List your top ten Sci-Fi/ Fantasy Books / Movies… (We all know either the book came from the movie or the movie came from the book.)

 

Again, in no particular order:

 

  • LadyhawkeRobin_0123_pp_300
  • X-Men (all of them!)
  • Memory, Sorrow, and Thorn series by Tad Williams
  • Lord of the Rings (books and movies)
  • Princess Bride (book and movie)
  • The Farseer Trilogy by Robin Hobb
  • Minority Report (Phillip K Dick Short story originally)
  • Spiderwick Chronicles
  • Trio for a Lute series by R.A MacAvoy
  • Grimm

Book Spotlight: As the Crow Flies by Robin Lythgoe

As the Crow Flies. Robin Lythgoe
This is the review I did a few weeks ago on AS THE CROW FLIES. I feel this is a good enough time to re-post it.
Synopsis:
For a thief, getting caught is never a good thing. Getting caught by a wizard is even worse.

‘One more job’ meant that Crow, a notorious thief, could retire with Tarsha, the woman of his dreams, but ‘one more job’ may just mean his life.

When he sets out to abscond with that last brilliant treasure and seek a life of ease and pleasure with the jewel of his heart, Crow seriously underestimates his mark, the Baron Duzayan. Under threat of death by poison, Crow is coerced into stealing an improbable, mythical prize. To satisfy the wizard’s greed and save the life of his lady love, he must join forces with Tanris, the one man he has spent his entire career avoiding.
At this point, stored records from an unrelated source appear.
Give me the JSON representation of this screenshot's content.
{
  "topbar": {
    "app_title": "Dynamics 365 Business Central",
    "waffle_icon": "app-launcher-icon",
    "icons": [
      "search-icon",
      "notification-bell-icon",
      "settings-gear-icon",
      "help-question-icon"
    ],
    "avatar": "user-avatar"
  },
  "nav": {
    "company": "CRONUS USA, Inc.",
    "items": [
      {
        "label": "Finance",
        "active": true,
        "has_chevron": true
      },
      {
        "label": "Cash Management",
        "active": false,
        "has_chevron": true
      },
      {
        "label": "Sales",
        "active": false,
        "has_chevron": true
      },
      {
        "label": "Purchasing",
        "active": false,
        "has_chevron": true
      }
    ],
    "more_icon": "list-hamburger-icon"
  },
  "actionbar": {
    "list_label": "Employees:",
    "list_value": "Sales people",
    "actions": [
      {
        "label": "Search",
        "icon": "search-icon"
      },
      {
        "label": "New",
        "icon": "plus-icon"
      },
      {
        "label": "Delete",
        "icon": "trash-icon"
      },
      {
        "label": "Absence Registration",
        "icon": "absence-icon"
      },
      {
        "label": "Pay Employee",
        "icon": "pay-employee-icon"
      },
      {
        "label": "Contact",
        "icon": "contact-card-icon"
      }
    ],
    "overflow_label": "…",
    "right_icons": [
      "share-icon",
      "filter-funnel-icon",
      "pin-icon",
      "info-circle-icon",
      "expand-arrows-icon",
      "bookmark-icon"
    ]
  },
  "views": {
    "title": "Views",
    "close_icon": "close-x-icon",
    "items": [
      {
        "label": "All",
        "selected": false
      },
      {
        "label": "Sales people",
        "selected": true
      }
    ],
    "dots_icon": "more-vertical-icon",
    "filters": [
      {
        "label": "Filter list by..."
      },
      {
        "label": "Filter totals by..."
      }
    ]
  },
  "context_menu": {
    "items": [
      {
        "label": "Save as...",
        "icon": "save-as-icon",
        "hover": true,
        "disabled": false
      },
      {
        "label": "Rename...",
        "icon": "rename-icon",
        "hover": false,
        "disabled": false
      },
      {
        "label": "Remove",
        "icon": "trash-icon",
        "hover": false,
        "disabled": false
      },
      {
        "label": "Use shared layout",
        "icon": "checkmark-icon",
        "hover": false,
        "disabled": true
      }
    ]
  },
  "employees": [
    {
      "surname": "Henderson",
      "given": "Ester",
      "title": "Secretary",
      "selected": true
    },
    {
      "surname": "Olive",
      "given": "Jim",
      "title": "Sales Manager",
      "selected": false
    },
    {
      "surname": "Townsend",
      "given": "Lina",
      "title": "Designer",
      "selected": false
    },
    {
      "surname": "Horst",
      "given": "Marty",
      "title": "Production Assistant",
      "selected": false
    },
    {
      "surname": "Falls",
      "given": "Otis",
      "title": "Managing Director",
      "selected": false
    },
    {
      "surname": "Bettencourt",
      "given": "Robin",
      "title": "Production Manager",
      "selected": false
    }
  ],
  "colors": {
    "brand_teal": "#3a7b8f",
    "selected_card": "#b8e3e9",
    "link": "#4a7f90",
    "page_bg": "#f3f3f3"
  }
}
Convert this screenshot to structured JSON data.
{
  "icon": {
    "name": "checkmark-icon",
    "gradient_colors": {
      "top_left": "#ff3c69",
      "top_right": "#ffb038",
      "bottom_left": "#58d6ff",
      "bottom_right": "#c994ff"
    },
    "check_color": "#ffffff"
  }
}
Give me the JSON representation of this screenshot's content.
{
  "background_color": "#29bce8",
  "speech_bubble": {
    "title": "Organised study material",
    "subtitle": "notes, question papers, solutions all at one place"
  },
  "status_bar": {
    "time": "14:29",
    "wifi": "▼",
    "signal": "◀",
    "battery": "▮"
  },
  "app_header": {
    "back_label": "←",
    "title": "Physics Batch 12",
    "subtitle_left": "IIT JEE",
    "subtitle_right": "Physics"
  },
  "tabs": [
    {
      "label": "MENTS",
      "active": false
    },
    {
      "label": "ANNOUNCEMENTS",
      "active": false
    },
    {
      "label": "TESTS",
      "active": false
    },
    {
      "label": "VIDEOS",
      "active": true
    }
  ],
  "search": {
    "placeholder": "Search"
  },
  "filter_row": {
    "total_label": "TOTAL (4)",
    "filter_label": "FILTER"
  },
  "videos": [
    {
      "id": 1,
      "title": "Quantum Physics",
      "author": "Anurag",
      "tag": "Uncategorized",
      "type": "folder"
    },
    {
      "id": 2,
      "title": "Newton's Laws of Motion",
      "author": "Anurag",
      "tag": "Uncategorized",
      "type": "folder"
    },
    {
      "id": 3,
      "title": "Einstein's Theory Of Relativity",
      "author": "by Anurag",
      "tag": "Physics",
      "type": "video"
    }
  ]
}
But what’s a man to do when stealing that fabled prize could level an empire and seal his fate?

From a dungeon black as night, to the top of a mountain peak shrouded in legend, a man’s got to do what he must.

Until, of course, he can think of a better plan…

Continue reading